Work required
Count the lines below that include the word "user", then give that number and no other words.

Data extracted from a collection
• • • •
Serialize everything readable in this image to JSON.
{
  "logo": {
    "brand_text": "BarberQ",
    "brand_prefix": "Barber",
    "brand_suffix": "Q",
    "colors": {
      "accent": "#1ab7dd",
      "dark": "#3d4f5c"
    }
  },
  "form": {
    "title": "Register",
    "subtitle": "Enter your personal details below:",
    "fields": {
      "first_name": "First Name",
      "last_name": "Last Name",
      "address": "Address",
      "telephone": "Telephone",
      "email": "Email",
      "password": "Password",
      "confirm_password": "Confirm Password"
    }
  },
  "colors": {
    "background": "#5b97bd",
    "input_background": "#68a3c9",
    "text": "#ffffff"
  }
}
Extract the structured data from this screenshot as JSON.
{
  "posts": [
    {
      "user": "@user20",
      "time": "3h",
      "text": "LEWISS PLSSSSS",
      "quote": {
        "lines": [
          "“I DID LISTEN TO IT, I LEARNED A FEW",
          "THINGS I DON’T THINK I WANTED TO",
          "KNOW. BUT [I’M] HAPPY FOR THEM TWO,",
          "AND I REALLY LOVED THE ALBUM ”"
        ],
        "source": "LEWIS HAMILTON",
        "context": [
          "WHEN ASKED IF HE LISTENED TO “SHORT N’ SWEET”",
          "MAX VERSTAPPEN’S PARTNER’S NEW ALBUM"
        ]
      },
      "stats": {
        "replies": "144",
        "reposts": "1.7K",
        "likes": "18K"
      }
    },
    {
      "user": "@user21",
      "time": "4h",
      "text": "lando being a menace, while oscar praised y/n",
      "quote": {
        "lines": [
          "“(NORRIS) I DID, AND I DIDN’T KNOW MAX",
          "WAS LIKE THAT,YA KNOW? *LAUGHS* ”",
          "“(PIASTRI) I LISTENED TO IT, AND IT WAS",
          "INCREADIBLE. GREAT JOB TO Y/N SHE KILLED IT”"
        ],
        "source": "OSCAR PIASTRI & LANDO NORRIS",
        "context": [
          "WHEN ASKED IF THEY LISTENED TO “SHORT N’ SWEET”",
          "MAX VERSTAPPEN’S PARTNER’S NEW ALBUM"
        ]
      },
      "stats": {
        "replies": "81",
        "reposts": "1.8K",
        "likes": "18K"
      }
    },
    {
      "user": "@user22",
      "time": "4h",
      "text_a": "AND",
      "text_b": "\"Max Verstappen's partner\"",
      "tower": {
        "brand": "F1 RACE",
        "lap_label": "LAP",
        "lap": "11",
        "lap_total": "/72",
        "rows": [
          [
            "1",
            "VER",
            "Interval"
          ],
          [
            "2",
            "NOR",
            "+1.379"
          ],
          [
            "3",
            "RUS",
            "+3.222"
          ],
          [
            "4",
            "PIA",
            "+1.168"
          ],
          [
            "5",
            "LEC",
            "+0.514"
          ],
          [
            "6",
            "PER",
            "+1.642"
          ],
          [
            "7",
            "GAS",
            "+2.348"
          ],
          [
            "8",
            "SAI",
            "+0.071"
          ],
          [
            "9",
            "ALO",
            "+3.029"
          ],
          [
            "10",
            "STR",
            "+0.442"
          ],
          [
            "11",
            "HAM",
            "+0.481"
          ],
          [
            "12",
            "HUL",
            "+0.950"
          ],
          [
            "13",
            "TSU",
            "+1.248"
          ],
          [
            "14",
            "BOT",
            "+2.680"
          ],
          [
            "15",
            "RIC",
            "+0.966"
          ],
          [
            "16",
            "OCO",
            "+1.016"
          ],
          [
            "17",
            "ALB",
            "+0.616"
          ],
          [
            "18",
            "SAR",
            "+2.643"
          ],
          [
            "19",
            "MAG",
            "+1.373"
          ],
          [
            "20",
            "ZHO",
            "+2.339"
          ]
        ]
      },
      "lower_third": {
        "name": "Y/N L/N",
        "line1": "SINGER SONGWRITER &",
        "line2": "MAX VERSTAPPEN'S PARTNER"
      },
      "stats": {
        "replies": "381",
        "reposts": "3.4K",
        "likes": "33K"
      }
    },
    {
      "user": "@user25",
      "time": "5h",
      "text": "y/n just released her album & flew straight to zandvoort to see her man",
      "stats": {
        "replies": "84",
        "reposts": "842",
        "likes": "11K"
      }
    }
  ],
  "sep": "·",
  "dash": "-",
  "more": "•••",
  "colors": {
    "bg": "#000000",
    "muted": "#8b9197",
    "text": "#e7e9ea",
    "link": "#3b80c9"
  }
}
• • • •
Expected answer
4